[EXERCISE INPUTS — start]

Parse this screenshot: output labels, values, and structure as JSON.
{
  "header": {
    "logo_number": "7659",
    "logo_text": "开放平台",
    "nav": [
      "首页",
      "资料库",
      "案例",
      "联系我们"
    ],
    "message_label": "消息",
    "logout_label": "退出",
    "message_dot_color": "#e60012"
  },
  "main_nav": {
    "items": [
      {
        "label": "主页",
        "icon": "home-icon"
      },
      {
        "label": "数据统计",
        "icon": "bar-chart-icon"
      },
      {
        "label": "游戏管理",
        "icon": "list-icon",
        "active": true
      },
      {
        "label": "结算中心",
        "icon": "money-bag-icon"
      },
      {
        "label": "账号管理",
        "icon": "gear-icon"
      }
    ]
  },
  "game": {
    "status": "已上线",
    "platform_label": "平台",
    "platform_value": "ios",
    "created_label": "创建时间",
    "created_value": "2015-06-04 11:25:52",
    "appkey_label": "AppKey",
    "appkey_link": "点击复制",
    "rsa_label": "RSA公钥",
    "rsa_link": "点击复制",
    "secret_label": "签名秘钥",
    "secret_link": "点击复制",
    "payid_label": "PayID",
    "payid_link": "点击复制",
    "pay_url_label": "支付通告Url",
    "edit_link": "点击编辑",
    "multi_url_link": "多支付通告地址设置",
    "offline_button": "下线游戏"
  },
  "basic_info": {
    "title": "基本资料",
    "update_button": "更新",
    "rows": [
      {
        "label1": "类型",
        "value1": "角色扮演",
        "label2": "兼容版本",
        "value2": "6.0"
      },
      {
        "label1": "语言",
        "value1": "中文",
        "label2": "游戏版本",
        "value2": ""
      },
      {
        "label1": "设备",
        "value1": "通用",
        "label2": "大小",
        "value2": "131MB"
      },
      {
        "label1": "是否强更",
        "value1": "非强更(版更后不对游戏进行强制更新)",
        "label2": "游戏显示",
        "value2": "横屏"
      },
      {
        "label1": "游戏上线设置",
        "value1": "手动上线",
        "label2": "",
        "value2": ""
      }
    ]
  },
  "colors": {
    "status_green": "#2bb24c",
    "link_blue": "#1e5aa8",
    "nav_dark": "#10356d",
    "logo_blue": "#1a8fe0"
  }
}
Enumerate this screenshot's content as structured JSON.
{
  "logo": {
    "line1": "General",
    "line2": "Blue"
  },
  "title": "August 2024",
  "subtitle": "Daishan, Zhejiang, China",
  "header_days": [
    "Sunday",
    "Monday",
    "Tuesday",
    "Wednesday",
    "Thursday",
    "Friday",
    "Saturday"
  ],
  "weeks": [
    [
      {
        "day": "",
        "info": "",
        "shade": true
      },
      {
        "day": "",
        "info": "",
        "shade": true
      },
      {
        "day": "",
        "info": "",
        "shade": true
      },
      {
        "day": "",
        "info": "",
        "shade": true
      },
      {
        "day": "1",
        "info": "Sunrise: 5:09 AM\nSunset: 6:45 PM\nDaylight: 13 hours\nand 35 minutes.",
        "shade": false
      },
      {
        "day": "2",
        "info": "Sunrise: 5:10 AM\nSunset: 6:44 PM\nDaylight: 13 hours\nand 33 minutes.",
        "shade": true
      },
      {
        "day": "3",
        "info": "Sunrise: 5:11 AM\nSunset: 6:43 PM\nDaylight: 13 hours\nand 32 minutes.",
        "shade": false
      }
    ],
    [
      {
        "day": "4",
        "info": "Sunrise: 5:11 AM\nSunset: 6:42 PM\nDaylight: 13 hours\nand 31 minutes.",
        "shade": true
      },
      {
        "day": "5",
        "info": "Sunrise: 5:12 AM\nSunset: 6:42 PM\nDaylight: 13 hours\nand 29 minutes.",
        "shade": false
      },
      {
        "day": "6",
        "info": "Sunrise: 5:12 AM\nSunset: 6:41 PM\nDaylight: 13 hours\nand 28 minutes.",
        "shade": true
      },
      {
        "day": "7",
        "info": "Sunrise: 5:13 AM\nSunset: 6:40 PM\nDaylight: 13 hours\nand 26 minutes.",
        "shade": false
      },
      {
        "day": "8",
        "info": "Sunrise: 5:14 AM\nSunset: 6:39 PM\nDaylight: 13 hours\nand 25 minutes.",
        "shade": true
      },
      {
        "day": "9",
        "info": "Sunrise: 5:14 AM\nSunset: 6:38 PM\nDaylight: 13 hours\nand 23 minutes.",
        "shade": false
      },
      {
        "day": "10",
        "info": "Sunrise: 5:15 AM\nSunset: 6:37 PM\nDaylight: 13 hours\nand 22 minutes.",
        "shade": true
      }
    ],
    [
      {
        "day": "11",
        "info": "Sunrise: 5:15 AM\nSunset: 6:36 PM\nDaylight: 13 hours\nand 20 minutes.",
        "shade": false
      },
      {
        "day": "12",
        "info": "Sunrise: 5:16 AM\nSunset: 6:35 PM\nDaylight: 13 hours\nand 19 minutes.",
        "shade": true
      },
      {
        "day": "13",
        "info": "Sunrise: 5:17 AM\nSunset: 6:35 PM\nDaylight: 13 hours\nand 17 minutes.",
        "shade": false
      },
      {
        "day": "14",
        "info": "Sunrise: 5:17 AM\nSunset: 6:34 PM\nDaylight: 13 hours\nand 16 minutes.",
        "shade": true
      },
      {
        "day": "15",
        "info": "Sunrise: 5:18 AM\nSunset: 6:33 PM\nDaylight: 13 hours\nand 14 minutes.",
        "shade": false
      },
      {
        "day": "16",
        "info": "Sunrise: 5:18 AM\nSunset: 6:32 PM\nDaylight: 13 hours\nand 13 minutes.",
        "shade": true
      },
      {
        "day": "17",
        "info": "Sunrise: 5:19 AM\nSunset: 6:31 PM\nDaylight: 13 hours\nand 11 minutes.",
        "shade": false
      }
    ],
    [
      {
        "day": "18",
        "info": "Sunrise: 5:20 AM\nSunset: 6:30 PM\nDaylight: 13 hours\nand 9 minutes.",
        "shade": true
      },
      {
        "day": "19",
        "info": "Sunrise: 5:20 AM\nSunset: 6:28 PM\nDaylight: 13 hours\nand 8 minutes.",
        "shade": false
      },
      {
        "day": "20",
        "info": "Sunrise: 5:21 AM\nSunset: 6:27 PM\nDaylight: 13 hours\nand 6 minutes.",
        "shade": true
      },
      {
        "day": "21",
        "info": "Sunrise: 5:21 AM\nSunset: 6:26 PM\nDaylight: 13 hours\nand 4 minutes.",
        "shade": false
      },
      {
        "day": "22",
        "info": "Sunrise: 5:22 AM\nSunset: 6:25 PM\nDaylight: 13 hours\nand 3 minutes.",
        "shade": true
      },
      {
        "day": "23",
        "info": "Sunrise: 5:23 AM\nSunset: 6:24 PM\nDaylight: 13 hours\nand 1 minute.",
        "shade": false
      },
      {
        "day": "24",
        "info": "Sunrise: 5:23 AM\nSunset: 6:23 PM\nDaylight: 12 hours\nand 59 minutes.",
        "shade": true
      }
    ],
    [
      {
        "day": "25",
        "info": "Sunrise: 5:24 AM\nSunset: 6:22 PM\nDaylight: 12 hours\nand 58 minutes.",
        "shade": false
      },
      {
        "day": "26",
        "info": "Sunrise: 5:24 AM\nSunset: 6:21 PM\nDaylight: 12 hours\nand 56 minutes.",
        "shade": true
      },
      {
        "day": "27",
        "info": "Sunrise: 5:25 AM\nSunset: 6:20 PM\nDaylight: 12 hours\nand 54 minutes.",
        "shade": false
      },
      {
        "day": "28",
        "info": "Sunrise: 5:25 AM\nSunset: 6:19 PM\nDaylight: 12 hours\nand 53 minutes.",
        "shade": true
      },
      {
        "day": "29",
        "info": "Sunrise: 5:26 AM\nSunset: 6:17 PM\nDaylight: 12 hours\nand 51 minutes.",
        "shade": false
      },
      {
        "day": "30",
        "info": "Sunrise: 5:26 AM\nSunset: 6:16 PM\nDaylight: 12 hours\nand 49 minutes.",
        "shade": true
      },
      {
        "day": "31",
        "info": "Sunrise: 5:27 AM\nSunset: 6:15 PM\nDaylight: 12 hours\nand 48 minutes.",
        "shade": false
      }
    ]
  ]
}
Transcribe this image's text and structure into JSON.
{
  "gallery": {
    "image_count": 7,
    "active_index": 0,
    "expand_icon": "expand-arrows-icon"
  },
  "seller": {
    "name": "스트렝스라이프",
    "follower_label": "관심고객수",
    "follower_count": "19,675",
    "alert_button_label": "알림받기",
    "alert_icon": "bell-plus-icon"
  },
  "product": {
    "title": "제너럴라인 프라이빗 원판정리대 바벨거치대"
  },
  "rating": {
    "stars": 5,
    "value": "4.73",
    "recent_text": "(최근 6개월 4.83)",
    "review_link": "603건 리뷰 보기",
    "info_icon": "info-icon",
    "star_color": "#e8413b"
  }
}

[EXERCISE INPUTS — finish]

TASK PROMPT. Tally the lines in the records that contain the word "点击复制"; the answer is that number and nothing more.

ANSWER SECTION. 4